(Excerpts from an interface dataset)
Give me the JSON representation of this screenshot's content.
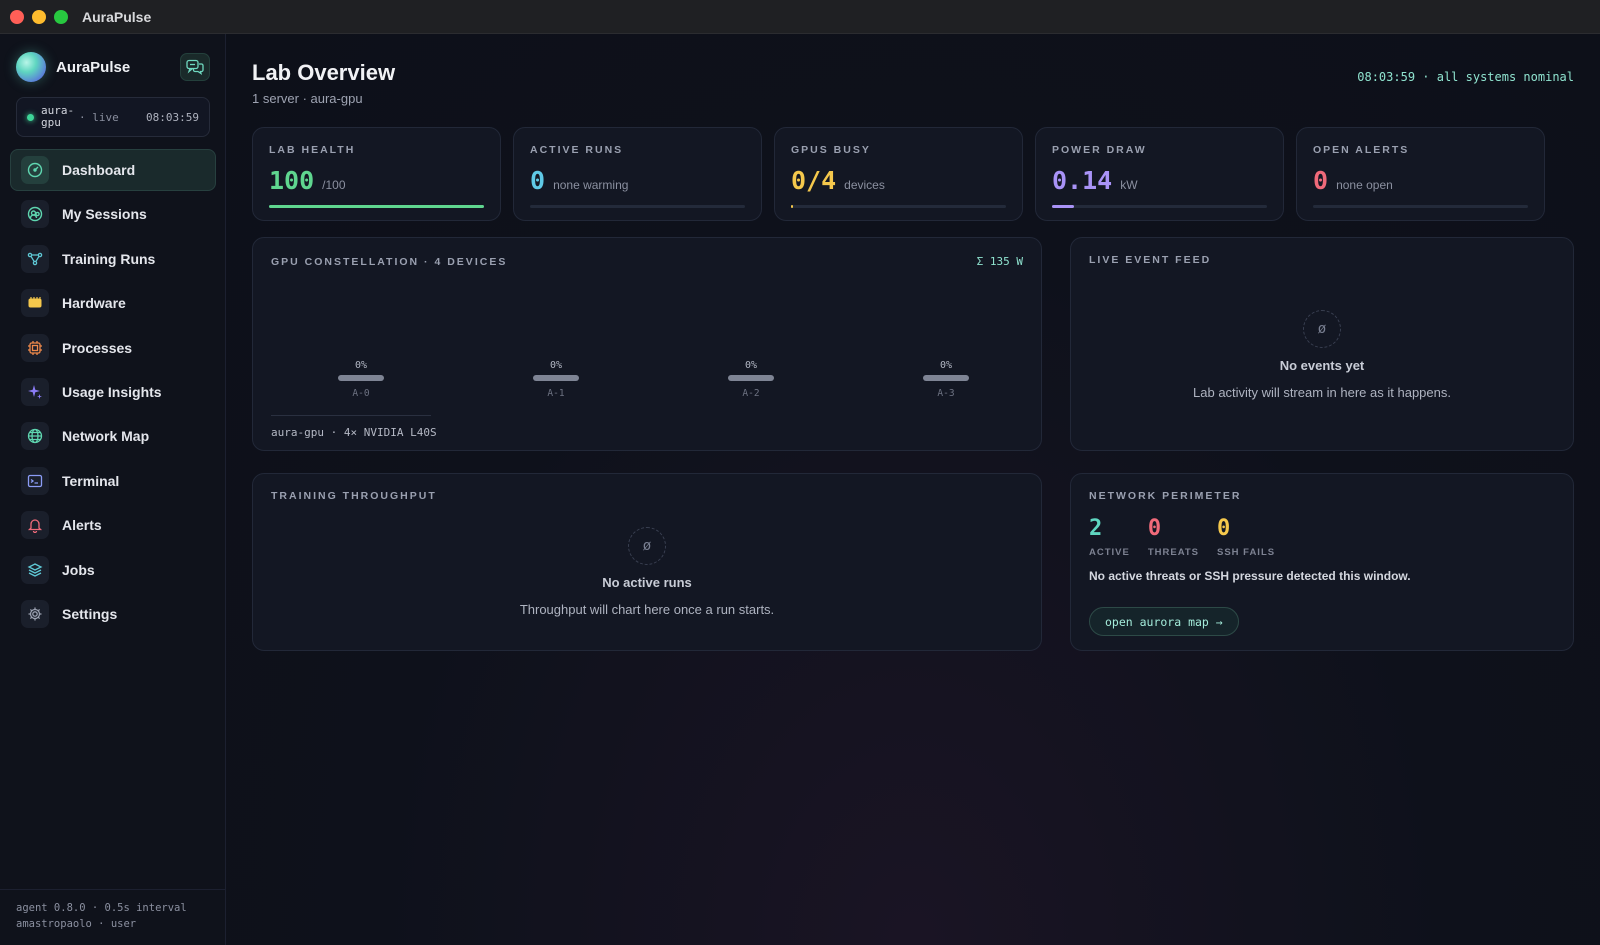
{
  "window": {
    "title": "AuraPulse"
  },
  "brand": {
    "name": "AuraPulse"
  },
  "server": {
    "name": "aura-gpu",
    "status": "· live",
    "time": "08:03:59"
  },
  "nav": [
    {
      "label": "Dashboard",
      "icon": "gauge-icon",
      "color": "#5fd6b0"
    },
    {
      "label": "My Sessions",
      "icon": "users-icon",
      "color": "#5fd6b0"
    },
    {
      "label": "Training Runs",
      "icon": "graph-icon",
      "color": "#5fc9d6"
    },
    {
      "label": "Hardware",
      "icon": "chip-icon",
      "color": "#f5c84c"
    },
    {
      "label": "Processes",
      "icon": "cpu-icon",
      "color": "#f08a4b"
    },
    {
      "label": "Usage Insights",
      "icon": "sparkle-icon",
      "color": "#8b7cf6"
    },
    {
      "label": "Network Map",
      "icon": "globe-icon",
      "color": "#5fd6b0"
    },
    {
      "label": "Terminal",
      "icon": "terminal-icon",
      "color": "#8b9cf6"
    },
    {
      "label": "Alerts",
      "icon": "bell-icon",
      "color": "#f06a7a"
    },
    {
      "label": "Jobs",
      "icon": "layers-icon",
      "color": "#5fc9d6"
    },
    {
      "label": "Settings",
      "icon": "gear-icon",
      "color": "#9aa0b0"
    }
  ],
  "footer": {
    "line1": "agent 0.8.0 · 0.5s interval",
    "line2": "amastropaolo · user"
  },
  "header": {
    "title": "Lab Overview",
    "subtitle": "1 server · aura-gpu",
    "status": "08:03:59 · all systems nominal"
  },
  "kpis": [
    {
      "caption": "LAB HEALTH",
      "value": "100",
      "unit": "/100",
      "color": "#5fd68f",
      "fill_fraction": 1.0,
      "fill_color": "#5fd68f"
    },
    {
      "caption": "ACTIVE RUNS",
      "value": "0",
      "unit": "none warming",
      "color": "#5fc9e6",
      "fill_fraction": 0.0,
      "fill_color": "#5fc9e6"
    },
    {
      "caption": "GPUS BUSY",
      "value": "0/4",
      "unit": "devices",
      "color": "#f5c84c",
      "fill_fraction": 0.01,
      "fill_color": "#f5c84c"
    },
    {
      "caption": "POWER DRAW",
      "value": "0.14",
      "unit": "kW",
      "color": "#a993f7",
      "fill_fraction": 0.1,
      "fill_color": "#a993f7"
    },
    {
      "caption": "OPEN ALERTS",
      "value": "0",
      "unit": "none open",
      "color": "#f06a7a",
      "fill_fraction": 0.0,
      "fill_color": "#f06a7a"
    }
  ],
  "gpu": {
    "caption": "GPU CONSTELLATION · 4 DEVICES",
    "sum": "Σ 135 W",
    "devices": [
      {
        "label": "A-0",
        "util": "0%"
      },
      {
        "label": "A-1",
        "util": "0%"
      },
      {
        "label": "A-2",
        "util": "0%"
      },
      {
        "label": "A-3",
        "util": "0%"
      }
    ],
    "footer": "aura-gpu · 4× NVIDIA L40S"
  },
  "events": {
    "caption": "LIVE EVENT FEED",
    "icon": "empty-set-icon",
    "icon_glyph": "ø",
    "title": "No events yet",
    "desc": "Lab activity will stream in here as it happens."
  },
  "throughput": {
    "caption": "TRAINING THROUGHPUT",
    "icon_glyph": "ø",
    "title": "No active runs",
    "desc": "Throughput will chart here once a run starts."
  },
  "network": {
    "caption": "NETWORK PERIMETER",
    "stats": [
      {
        "value": "2",
        "label": "ACTIVE",
        "color": "#5fd6c0"
      },
      {
        "value": "0",
        "label": "THREATS",
        "color": "#f06a7a"
      },
      {
        "value": "0",
        "label": "SSH FAILS",
        "color": "#f5c84c"
      }
    ],
    "message": "No active threats or SSH pressure detected this window.",
    "button": "open aurora map →"
  }
}
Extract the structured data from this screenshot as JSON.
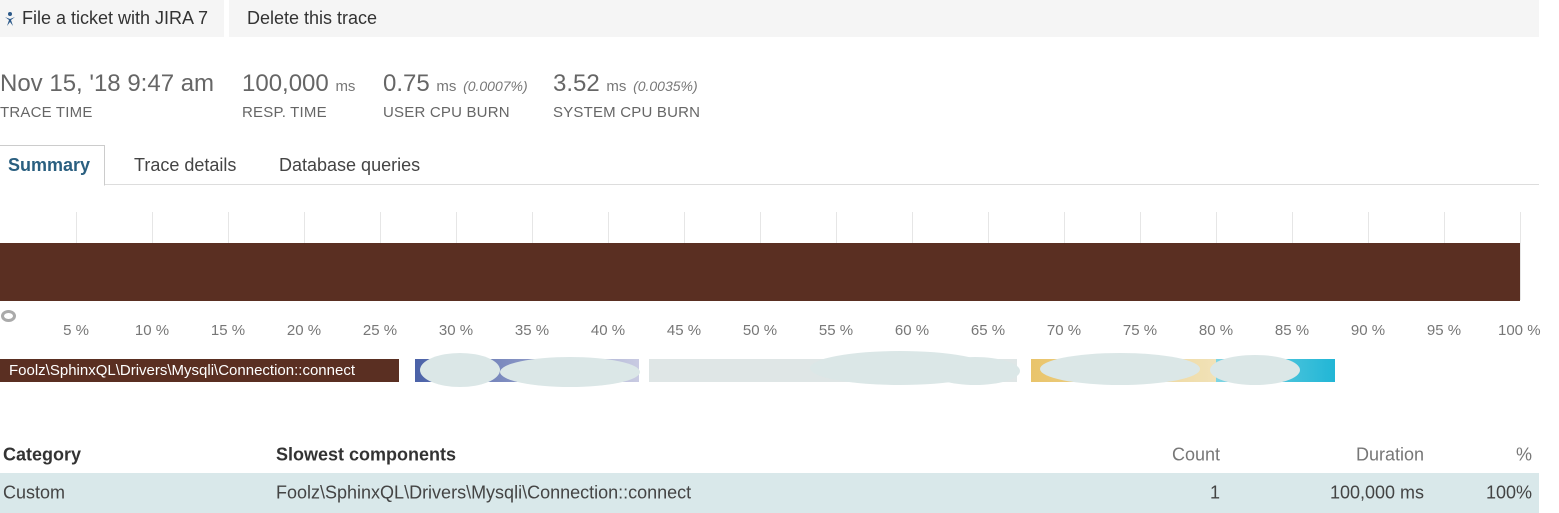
{
  "actions": {
    "jira_label": "File a ticket with JIRA 7",
    "jira_icon": "jira-icon",
    "delete_label": "Delete this trace"
  },
  "metrics": [
    {
      "value": "Nov 15, '18 9:47 am",
      "unit": "",
      "pct": "",
      "label": "TRACE TIME"
    },
    {
      "value": "100,000",
      "unit": "ms",
      "pct": "",
      "label": "RESP. TIME"
    },
    {
      "value": "0.75",
      "unit": "ms",
      "pct": "(0.0007%)",
      "label": "USER CPU BURN"
    },
    {
      "value": "3.52",
      "unit": "ms",
      "pct": "(0.0035%)",
      "label": "SYSTEM CPU BURN"
    }
  ],
  "tabs": [
    {
      "label": "Summary",
      "active": true
    },
    {
      "label": "Trace details",
      "active": false
    },
    {
      "label": "Database queries",
      "active": false
    }
  ],
  "chart_data": {
    "type": "bar",
    "orientation": "horizontal",
    "ticks": [
      "5 %",
      "10 %",
      "15 %",
      "20 %",
      "25 %",
      "30 %",
      "35 %",
      "40 %",
      "45 %",
      "50 %",
      "55 %",
      "60 %",
      "65 %",
      "70 %",
      "75 %",
      "80 %",
      "85 %",
      "90 %",
      "95 %",
      "100 %"
    ],
    "xlim": [
      0,
      100
    ],
    "segments": [
      {
        "name": "Foolz\\SphinxQL\\Drivers\\Mysqli\\Connection::connect",
        "start": 0,
        "end": 100,
        "color": "#5a2f22"
      }
    ]
  },
  "legend": [
    {
      "label": "Foolz\\SphinxQL\\Drivers\\Mysqli\\Connection::connect",
      "color": "#5a2f22"
    },
    {
      "label": "",
      "color": "#4b62a8"
    },
    {
      "label": "",
      "color": "#dfe6e6"
    },
    {
      "label": "",
      "color": "#e9c46a"
    },
    {
      "label": "",
      "color": "#21b6d6"
    }
  ],
  "table": {
    "headers": {
      "category": "Category",
      "components": "Slowest components",
      "count": "Count",
      "duration": "Duration",
      "pct": "%"
    },
    "rows": [
      {
        "category": "Custom",
        "component": "Foolz\\SphinxQL\\Drivers\\Mysqli\\Connection::connect",
        "count": "1",
        "duration": "100,000 ms",
        "pct": "100%"
      }
    ]
  }
}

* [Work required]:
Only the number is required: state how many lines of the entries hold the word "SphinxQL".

* [Reply to the exercise]:
3